- _INSTRUCTIONS TO FOLLOW_
Below is a block of records; repeat all of them exactly.

- _SOURCE MATERIAL_
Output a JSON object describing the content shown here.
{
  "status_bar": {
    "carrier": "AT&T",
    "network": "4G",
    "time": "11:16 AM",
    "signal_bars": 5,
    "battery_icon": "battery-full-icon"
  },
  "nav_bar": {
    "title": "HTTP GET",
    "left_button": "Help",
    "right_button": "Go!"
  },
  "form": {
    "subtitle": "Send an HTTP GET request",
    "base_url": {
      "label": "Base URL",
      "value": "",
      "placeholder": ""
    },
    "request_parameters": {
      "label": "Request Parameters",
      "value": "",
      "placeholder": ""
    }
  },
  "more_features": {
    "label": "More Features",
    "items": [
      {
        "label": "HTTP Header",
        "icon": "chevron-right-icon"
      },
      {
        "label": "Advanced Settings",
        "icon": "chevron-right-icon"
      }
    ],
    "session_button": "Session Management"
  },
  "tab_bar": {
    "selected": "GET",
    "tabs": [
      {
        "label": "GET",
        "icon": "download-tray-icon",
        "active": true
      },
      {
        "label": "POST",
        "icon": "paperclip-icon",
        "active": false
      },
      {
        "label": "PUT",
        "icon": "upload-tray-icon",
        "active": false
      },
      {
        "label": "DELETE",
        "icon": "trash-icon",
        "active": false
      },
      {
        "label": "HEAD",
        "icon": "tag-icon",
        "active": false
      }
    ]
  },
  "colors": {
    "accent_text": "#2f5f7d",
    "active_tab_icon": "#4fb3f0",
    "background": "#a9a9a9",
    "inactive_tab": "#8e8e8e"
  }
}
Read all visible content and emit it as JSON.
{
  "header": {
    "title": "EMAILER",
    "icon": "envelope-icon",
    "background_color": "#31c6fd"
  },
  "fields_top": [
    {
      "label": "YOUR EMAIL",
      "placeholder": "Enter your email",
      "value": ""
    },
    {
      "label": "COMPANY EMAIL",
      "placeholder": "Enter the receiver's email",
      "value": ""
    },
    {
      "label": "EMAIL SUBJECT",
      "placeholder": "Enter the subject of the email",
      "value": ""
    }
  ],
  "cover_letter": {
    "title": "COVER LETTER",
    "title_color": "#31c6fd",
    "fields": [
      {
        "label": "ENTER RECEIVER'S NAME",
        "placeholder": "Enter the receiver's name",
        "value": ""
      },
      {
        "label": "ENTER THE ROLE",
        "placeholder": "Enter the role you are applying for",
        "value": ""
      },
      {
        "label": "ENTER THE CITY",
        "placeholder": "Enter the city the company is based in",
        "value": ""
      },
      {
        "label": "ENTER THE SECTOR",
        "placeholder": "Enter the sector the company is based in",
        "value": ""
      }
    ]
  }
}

- _WRITTEN SOLUTION_
Output a JSON object describing the content shown here.
{
  "status_bar": {
    "carrier": "AT&T",
    "network": "4G",
    "time": "11:16 AM",
    "signal_bars": 5,
    "battery_icon": "battery-full-icon"
  },
  "nav_bar": {
    "title": "HTTP GET",
    "left_button": "Help",
    "right_button": "Go!"
  },
  "form": {
    "subtitle": "Send an HTTP GET request",
    "base_url": {
      "label": "Base URL",
      "value": "",
      "placeholder": ""
    },
    "request_parameters": {
      "label": "Request Parameters",
      "value": "",
      "placeholder": ""
    }
  },
  "more_features": {
    "label": "More Features",
    "items": [
      {
        "label": "HTTP Header",
        "icon": "chevron-right-icon"
      },
      {
        "label": "Advanced Settings",
        "icon": "chevron-right-icon"
      }
    ],
    "session_button": "Session Management"
  },
  "tab_bar": {
    "selected": "GET",
    "tabs": [
      {
        "label": "GET",
        "icon": "download-tray-icon",
        "active": true
      },
      {
        "label": "POST",
        "icon": "paperclip-icon",
        "active": false
      },
      {
        "label": "PUT",
        "icon": "upload-tray-icon",
        "active": false
      },
      {
        "label": "DELETE",
        "icon": "trash-icon",
        "active": false
      },
      {
        "label": "HEAD",
        "icon": "tag-icon",
        "active": false
      }
    ]
  },
  "colors": {
    "accent_text": "#2f5f7d",
    "active_tab_icon": "#4fb3f0",
    "background": "#a9a9a9",
    "inactive_tab": "#8e8e8e"
  }
}
Read all visible content and emit it as JSON.
{
  "header": {
    "title": "EMAILER",
    "icon": "envelope-icon",
    "background_color": "#31c6fd"
  },
  "fields_top": [
    {
      "label": "YOUR EMAIL",
      "placeholder": "Enter your email",
      "value": ""
    },
    {
      "label": "COMPANY EMAIL",
      "placeholder": "Enter the receiver's email",
      "value": ""
    },
    {
      "label": "EMAIL SUBJECT",
      "placeholder": "Enter the subject of the email",
      "value": ""
    }
  ],
  "cover_letter": {
    "title": "COVER LETTER",
    "title_color": "#31c6fd",
    "fields": [
      {
        "label": "ENTER RECEIVER'S NAME",
        "placeholder": "Enter the receiver's name",
        "value": ""
      },
      {
        "label": "ENTER THE ROLE",
        "placeholder": "Enter the role you are applying for",
        "value": ""
      },
      {
        "label": "ENTER THE CITY",
        "placeholder": "Enter the city the company is based in",
        "value": ""
      },
      {
        "label": "ENTER THE SECTOR",
        "placeholder": "Enter the sector the company is based in",
        "value": ""
      }
    ]
  }
}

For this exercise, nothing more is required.